backandthen said...

I think there is also a clear lack of understanding from members.
Last sunday was specially noisy to me and I stopped listening to the talks to listen to the room. I thought it was a beautiful noise. Children do make noise but this is because we think that the place where they belong to is with their parents listening to talks and worshiping God.
So my reaction to members being anoyed by the screams of the children is "love it or help the parents because b*tching about it is not going to change anything for sure".

SilverRain said...

There is one lady in our ward with four children under 6 years old. When I stepped way out of my comfort zone to offer help, she was (to put it mildly) displeased. Later, her husband told me that she didn't like to be helped.

And yet, her children disrupt the meeting, flinging snack food* around the room which their parents both desperately shove at them, and cause general mayhem.

I think a good thing to add would be to accept help when it is offered. Oftentimes, I'm afraid to offer service because it offends people.

* I have found that food in sacrament meeting enhances noisy children, and does not enhance reverence or even quiet.

Papa D said...

I can't respond to all the comments right now, but just a couple of points:

1) Leadership really is the key. Our good bishop nearly wore himself out for months asking for and modeling reverence. For example, he insisted that the bishopric be in their seats and listening to the prelude music for the final five minutes before the meeting started. It finally worked, and the result now is wonderful.

2) I support totally the elimination of food from the chapel. I know it has become a "tool of quietude" with some parents, but it is diametrically opposed to reverence - and I think it sets a horrible precedence for children to think that the talks really aren't all that important - that distractions from the message are OK, or even better than the messages.

Clean Cut said...

SilverRain, I think you raise a really interesting topic worthy of its own post, or at least sociological study. Why is it that people get offended when help is offered? Do they feel they'd be admitting failure since they can't do it on their own? (Whatever it is). I see this time and time again, yet it's so contrary to the gospel of Jesus Christ. (We ALL need help!).

Mama D said...

Back when I had 3 young kids (4, 2, newborn) church was a nightmare. Ray had a calling that took him to a different branch with a meeting afterwards. He was never there to help get the kids ready or to be in our meetings. I grew up in a home where it was instilled that you sit with family at church. As a young mom I could not bring myself to ask anyone to help me with the kids, largely because of this attitude and because of fear of failure and pride. It was an extremely tough time for me.

I have learned over the years to swallow my pride and ask for help when I need it, and especially to gratefully accept it when it is offered. How wonderful to realize someone has noticed you and your struggles, and is willing to help without judgment! You no longer feel alone and overwhelmed.
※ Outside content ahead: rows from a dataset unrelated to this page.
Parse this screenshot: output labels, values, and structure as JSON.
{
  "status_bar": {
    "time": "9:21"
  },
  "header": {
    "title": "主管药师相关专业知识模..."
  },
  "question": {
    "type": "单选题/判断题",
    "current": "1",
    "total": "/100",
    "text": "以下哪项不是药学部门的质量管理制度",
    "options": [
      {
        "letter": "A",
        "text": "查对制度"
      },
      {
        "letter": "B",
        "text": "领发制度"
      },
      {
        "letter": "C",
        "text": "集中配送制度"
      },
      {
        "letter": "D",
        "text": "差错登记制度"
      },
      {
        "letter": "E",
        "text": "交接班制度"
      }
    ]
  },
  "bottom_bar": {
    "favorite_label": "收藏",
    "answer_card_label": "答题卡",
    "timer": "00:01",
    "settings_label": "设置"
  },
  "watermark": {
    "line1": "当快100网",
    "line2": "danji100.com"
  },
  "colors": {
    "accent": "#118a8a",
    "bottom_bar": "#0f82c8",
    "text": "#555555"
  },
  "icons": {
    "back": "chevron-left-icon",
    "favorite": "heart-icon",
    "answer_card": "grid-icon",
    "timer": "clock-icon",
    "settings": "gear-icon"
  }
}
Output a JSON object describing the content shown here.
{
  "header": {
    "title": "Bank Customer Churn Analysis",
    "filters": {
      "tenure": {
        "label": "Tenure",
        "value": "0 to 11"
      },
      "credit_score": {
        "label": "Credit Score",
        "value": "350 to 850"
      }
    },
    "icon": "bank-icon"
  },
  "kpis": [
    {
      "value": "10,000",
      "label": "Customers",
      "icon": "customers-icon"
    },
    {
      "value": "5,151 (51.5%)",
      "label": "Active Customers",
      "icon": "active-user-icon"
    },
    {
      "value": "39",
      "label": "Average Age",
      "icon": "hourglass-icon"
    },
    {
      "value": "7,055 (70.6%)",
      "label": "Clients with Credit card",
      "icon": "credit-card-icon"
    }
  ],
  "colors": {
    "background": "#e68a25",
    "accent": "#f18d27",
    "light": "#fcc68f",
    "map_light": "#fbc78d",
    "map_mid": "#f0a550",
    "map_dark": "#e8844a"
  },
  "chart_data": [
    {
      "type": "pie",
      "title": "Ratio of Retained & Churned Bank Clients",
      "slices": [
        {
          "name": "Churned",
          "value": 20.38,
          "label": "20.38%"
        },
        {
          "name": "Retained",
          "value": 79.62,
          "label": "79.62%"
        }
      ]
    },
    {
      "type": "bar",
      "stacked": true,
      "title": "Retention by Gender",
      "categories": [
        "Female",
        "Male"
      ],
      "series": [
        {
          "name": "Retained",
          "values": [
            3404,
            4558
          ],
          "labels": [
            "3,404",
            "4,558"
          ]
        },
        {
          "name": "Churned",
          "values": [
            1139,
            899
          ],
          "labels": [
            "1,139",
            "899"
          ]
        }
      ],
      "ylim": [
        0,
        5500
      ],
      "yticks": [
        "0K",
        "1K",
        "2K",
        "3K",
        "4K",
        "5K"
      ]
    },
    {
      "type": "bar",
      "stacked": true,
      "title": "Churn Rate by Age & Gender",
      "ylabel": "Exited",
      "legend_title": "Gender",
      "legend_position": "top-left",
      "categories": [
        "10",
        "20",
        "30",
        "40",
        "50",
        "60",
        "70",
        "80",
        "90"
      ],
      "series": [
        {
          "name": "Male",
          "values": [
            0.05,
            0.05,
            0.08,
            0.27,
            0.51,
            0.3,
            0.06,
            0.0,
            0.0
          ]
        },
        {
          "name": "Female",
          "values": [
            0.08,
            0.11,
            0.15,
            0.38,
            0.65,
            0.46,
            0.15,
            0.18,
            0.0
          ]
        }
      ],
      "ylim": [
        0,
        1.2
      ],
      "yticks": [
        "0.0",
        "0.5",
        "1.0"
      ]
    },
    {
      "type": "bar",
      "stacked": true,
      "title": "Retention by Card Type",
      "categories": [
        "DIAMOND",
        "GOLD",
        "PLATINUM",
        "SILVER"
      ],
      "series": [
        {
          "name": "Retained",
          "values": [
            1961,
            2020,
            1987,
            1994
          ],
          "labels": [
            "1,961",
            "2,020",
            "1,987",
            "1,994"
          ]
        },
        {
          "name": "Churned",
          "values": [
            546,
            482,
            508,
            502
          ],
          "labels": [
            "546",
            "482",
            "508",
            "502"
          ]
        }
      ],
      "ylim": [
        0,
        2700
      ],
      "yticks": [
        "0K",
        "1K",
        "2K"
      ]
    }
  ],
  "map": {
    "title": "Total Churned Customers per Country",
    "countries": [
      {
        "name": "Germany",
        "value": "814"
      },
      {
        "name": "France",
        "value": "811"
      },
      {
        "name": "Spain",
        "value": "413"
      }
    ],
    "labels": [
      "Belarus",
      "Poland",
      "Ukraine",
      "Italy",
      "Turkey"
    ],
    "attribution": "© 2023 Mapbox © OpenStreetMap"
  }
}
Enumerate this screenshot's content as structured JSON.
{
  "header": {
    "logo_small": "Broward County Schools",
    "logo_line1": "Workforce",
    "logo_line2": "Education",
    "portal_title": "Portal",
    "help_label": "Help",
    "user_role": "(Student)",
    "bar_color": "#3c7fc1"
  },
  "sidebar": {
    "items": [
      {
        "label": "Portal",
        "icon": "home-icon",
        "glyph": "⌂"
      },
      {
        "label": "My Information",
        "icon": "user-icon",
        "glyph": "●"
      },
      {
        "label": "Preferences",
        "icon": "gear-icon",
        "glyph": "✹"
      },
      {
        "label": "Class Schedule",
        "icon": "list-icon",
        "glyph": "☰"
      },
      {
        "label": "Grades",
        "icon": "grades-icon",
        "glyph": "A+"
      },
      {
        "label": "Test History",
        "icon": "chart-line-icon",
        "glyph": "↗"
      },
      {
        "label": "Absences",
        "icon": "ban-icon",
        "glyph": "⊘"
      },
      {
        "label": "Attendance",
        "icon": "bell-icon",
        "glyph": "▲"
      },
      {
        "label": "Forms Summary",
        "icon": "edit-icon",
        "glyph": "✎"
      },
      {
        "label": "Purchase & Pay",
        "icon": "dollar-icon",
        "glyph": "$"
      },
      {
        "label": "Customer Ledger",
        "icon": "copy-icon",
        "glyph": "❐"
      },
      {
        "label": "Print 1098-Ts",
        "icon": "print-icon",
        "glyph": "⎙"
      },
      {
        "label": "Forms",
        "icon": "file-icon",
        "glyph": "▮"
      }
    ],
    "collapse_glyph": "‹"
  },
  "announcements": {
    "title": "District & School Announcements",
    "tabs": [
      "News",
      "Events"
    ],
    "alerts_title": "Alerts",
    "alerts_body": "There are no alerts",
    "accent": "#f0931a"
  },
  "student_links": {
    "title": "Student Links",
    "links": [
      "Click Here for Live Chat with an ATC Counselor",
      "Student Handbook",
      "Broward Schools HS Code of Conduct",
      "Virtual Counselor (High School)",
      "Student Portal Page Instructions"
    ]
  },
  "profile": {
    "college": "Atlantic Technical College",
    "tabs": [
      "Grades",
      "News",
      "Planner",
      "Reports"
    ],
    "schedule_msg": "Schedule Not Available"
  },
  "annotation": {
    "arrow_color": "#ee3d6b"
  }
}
However, as Silverrain pointed out, not everyone can bridge this gap of needing/asking/accepting help. Everyone is at a different point and we need to accept them where they are.

Now that our 6 kids are 20-6, I can relax a bit with the reverence issue - because it is no longer much of an issue. I've learned that it is worth it to keep trying your best in teaching your kids to be reverent. Jami, Louann, and others - don't give up yet! Some day (whenever that is) your efforts WILL pay off!

jennycherie said...

Great post, Ray. SilverRain, I think it's wonderful that you are *observant* enough to notice someone in need of help. And who knows, maybe that sister is asking herself now, "why on earth did I say no??" I will say, we also need to be cautious of the line between helping and interfering. Reverence has been difficult for my children, though it has improved as they get older. I've always appreciated offers of help, but not interfering. Sometimes, just sitting on the lap of a different adult can be all it takes to calm a restless child. . . but I do *not* need anyone leaning up to "correct" my children if they reach out for the bread with the wrong hand!